Now that I had a dimensioned sketch, (see part 1) the first part was to locate a suitable piece of pine.  My desire was to include both bridges on a single section of timber plank. Whilst I did have some chipboard, and some 9mm thick ply, these materials were either too heavy, or too bendy.  Sure the ply could have been re-inforced, but a trip to Bunnings located a 1 metre or so long pine plank, with enough width to fit the bridge wing abutments.  The width is also in keeping with my future plans to minimize the width of the upper deck benchwork.

Solid pine was used for the subroadbed “causeway” between the two bridges.  This also assists with stiffening the pine plank.

The two bridge openings were marked on the plank, and the pine subroadbed was glued between the 2 bridges. 3mm MDF board (also obtained from Bunnings), was cut according to the sketch, shaped, and glued into position for the Kyeamba creek bridge.  Gaps were filled with Aldi brand filling compound 

The Kyeamba Creek bridge opening is around 50cm wide.  It didn't come out too well in the picture, but I have penciled in the location of the creek, and the timber piers.  The pine "causeway" subroadbed extends to the unnamed creek, and I have left enough space for this bridge too on the plank.  Distance between the two bridges is the compromise.  The concrete abutments are 3mm MDF.  This gives a thickness close to the 1 foot estimate of the prototype abutments.  Note too that most of the abutment will be buried in scenery

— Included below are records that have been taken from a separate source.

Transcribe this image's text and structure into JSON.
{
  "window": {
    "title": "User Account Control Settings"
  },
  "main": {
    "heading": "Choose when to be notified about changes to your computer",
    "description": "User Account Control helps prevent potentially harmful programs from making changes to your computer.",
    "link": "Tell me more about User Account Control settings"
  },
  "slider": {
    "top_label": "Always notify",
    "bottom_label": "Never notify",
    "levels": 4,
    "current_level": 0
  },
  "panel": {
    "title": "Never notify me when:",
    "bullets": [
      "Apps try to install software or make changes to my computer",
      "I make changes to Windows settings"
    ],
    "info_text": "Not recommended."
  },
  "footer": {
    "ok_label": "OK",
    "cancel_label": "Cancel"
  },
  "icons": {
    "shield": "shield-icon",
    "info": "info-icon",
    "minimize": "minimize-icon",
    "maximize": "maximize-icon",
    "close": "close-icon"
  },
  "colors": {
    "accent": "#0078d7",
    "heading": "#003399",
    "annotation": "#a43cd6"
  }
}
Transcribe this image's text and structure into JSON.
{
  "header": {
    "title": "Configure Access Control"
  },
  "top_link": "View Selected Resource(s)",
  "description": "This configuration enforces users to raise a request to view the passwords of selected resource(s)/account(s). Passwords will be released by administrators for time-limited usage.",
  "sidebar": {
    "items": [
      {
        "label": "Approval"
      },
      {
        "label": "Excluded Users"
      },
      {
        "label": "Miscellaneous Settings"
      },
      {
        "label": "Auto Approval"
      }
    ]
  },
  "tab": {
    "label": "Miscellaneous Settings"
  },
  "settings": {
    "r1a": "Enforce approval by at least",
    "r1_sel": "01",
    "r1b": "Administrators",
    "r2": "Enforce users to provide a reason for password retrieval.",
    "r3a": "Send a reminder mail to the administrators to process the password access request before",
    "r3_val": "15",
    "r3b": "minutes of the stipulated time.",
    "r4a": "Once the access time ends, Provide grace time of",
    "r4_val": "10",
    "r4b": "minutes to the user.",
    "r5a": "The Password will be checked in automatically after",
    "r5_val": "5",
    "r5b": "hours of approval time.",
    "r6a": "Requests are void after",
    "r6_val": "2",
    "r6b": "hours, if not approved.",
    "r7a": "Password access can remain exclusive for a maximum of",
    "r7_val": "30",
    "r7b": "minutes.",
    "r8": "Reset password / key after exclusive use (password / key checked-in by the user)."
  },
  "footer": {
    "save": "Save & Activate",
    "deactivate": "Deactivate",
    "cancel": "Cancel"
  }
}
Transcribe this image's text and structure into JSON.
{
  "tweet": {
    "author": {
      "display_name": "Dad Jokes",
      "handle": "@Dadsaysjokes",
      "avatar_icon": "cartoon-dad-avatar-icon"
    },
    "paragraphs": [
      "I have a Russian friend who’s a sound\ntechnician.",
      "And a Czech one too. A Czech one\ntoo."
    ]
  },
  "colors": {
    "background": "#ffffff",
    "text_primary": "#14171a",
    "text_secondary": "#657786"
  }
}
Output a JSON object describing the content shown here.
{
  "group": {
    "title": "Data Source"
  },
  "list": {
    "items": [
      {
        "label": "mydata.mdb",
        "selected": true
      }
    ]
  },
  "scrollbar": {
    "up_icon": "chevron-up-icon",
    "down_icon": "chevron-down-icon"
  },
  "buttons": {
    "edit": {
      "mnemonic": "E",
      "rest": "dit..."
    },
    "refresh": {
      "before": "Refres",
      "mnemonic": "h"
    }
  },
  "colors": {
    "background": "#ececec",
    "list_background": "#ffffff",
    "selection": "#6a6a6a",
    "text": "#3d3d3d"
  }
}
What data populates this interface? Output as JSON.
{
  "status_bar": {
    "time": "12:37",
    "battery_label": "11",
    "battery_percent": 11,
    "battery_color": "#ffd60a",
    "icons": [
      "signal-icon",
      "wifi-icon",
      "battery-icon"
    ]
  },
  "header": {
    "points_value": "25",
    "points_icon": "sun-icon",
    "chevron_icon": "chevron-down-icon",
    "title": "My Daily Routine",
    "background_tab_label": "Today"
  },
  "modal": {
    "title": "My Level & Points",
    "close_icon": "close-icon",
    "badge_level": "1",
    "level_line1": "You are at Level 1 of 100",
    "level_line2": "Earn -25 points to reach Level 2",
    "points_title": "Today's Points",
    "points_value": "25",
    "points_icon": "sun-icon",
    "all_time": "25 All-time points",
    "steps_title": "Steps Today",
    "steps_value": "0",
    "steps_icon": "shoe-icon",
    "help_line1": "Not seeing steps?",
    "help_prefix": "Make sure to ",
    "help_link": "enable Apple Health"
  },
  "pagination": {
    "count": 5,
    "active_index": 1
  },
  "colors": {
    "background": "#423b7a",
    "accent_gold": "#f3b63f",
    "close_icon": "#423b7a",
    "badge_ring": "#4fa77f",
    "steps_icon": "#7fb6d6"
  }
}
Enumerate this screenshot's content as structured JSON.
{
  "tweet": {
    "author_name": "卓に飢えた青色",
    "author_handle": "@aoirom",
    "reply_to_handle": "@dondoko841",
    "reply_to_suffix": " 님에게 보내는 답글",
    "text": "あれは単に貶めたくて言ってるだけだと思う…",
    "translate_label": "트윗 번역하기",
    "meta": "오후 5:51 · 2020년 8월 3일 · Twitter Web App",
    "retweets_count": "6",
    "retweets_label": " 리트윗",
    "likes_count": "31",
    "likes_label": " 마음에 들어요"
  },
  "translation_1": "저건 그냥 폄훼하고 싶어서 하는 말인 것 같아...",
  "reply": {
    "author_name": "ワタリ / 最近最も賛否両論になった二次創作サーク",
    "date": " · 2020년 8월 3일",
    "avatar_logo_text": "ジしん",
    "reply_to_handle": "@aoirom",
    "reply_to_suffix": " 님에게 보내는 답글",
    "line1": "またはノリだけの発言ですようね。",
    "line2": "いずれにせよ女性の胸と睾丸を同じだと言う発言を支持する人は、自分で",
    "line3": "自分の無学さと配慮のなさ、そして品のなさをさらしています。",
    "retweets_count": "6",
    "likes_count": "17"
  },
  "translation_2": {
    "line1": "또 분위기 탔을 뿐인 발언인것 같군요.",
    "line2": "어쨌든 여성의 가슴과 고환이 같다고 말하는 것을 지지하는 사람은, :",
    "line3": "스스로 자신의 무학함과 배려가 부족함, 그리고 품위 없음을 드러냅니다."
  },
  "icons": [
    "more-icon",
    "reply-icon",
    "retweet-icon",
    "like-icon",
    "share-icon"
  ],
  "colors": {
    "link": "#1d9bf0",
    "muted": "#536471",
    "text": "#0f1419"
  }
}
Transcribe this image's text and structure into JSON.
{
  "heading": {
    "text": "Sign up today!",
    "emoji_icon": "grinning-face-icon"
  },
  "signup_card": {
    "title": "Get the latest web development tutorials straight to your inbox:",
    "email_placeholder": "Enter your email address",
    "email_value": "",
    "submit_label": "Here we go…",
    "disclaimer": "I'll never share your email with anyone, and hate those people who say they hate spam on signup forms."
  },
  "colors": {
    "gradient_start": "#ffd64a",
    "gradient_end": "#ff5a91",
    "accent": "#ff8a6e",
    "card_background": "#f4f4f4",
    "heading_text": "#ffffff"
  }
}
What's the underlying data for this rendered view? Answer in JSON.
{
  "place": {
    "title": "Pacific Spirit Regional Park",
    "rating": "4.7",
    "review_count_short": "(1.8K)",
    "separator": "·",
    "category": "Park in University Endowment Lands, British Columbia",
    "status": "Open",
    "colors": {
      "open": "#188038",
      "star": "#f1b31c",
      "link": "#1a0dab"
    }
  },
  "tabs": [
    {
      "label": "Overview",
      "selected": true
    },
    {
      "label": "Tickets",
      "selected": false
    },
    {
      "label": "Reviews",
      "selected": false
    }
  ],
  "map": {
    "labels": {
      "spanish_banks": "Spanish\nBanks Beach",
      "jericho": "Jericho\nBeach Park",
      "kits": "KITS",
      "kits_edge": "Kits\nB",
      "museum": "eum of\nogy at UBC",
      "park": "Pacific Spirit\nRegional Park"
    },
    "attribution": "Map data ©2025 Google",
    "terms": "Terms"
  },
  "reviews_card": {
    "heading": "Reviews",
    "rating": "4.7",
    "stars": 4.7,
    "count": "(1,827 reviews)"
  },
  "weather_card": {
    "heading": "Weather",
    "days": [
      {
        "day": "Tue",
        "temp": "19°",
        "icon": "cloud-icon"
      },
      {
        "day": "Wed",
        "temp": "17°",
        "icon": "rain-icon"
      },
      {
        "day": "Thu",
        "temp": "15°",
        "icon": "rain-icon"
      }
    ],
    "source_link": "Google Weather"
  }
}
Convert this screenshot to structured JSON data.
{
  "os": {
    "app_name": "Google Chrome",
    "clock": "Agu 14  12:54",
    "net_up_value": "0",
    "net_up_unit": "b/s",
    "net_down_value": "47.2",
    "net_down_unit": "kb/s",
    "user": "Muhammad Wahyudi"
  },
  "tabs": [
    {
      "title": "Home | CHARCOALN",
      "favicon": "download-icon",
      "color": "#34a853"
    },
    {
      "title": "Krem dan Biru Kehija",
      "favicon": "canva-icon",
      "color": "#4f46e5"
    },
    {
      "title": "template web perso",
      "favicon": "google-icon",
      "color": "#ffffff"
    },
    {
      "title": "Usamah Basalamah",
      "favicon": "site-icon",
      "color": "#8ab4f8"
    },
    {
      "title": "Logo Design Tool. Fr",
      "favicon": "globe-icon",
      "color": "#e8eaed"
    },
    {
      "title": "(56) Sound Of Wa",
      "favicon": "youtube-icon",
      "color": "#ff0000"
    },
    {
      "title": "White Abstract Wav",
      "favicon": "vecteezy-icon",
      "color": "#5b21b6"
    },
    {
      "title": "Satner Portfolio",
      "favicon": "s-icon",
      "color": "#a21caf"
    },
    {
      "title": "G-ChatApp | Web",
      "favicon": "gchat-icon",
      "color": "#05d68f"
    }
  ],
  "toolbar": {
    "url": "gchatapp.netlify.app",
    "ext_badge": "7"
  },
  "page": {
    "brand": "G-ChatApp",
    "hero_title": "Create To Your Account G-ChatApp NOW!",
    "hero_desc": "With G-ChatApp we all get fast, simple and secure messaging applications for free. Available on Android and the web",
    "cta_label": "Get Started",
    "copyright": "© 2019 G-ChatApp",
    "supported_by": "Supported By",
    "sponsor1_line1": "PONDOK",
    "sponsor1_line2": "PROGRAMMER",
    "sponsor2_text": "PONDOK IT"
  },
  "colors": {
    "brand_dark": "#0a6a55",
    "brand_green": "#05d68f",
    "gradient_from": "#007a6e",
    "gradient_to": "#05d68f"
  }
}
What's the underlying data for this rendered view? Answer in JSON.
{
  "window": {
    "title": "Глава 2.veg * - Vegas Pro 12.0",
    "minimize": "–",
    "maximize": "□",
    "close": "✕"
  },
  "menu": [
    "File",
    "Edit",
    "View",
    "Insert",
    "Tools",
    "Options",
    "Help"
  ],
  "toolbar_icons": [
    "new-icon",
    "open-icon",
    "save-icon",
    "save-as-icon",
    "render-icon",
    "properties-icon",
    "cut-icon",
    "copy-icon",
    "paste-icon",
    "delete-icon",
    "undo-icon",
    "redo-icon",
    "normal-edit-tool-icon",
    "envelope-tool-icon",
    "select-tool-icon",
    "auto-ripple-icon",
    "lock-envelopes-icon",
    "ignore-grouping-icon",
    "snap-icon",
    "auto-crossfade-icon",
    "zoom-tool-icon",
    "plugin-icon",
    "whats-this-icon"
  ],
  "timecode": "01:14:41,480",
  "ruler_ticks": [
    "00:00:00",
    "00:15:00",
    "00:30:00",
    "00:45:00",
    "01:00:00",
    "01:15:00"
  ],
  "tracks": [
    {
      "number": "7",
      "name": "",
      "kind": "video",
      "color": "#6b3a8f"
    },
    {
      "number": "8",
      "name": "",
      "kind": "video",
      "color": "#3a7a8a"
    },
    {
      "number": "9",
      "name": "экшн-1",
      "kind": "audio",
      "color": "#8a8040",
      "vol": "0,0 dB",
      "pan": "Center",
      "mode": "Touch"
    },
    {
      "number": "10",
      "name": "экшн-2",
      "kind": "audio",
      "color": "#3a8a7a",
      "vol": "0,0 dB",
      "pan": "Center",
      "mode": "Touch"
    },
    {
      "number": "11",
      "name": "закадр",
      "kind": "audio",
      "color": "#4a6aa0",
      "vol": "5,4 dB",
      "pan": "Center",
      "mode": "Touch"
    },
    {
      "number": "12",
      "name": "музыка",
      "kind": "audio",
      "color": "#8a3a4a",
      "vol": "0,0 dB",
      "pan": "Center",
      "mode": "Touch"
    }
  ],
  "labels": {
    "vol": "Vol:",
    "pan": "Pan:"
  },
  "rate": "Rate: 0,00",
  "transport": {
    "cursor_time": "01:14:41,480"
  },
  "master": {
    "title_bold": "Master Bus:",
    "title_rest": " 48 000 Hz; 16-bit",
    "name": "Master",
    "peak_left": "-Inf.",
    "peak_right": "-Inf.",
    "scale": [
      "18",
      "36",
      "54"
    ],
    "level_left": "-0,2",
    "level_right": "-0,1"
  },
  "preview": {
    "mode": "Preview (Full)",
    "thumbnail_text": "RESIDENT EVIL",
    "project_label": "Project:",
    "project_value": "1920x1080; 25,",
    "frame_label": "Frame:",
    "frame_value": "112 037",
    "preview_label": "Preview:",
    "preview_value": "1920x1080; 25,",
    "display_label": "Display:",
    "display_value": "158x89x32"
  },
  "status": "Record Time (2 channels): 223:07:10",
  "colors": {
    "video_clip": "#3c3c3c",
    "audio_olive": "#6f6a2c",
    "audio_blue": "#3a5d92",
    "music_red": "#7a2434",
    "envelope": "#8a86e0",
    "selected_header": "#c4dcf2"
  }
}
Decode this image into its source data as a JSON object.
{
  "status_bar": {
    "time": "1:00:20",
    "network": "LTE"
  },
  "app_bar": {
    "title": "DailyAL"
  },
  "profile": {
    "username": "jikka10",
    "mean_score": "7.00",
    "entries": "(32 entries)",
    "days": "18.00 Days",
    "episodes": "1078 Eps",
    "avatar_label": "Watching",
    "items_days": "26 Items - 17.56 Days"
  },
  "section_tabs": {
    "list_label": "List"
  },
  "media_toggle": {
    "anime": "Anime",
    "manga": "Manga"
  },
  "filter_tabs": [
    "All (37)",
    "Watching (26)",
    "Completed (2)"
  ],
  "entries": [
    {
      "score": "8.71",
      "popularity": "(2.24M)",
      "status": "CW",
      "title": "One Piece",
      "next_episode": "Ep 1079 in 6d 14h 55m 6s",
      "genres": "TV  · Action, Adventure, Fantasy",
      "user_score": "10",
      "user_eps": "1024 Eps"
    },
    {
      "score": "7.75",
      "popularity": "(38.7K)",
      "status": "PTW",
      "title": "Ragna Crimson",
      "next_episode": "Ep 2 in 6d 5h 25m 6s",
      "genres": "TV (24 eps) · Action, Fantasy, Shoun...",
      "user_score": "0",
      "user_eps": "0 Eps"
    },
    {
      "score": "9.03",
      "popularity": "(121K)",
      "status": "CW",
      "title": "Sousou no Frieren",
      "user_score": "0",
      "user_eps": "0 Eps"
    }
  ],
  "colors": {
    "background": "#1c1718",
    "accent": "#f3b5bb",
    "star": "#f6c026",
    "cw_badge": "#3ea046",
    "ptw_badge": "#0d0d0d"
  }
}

The unnamed creek will have traditional timber supports.    One thing that I assumed, was that the water level in the unnamed creek, and Kyeamba creek would be the same, as the railway is fairly level between these 2 creeks (confirmed by looking at the railway gradient diagram), however, the water level for the unnamed creek is higher than Kyeamba creek by at least a metre, which might look a bit odd on the model.  To get around this, the unnamed creek may be modelled as a dry stream
Next step was to attack the Ironbark trestle bridge that I recovered from an earlier layout.  The only thing wrong with the trestle, was that the timber piers were the wrong height, so needed to be removed.  The bridge deck though was perfect for reuse, so I didn’t want to damage it.

My original trestle bridge segments

My glue of choice back when I constructed the trestle, was white glue.  White glue is normally not waterproof, and I hoped that this was the type I had used.  Carefully, I applied water to the joint, and waited, applying some more water as soon as the first lot disappeared into the wood.  After around 5 minutes, the glue started to “go white” at the join, and with some careful pressure, the piers separated from the bridge deck. 

2 timber piers removed.  The plastic squeeze tube was ideal to get the water exactly where it was needed

All timber piers separated from the bridge deck.  Now the construction can start

Ironbark Models suggested and provided plans for a jig to make up your own timber trestle piers. 

Nest stage is to complete modelling the concrete abutments, and this will also set the rail height.  The subroadbed will then be built up to this height, prior to fitting the unnamed stream timber abutments.  Once the first one is in, then I will know the positioning for the other timber abutment.
Hopefully my next post will show a lot more progress.   Happy modelling.

1 comment:

  1. Hi Rob, the bridge is coming along nicely. An example of modifying the kit to suite a particular location is very useful.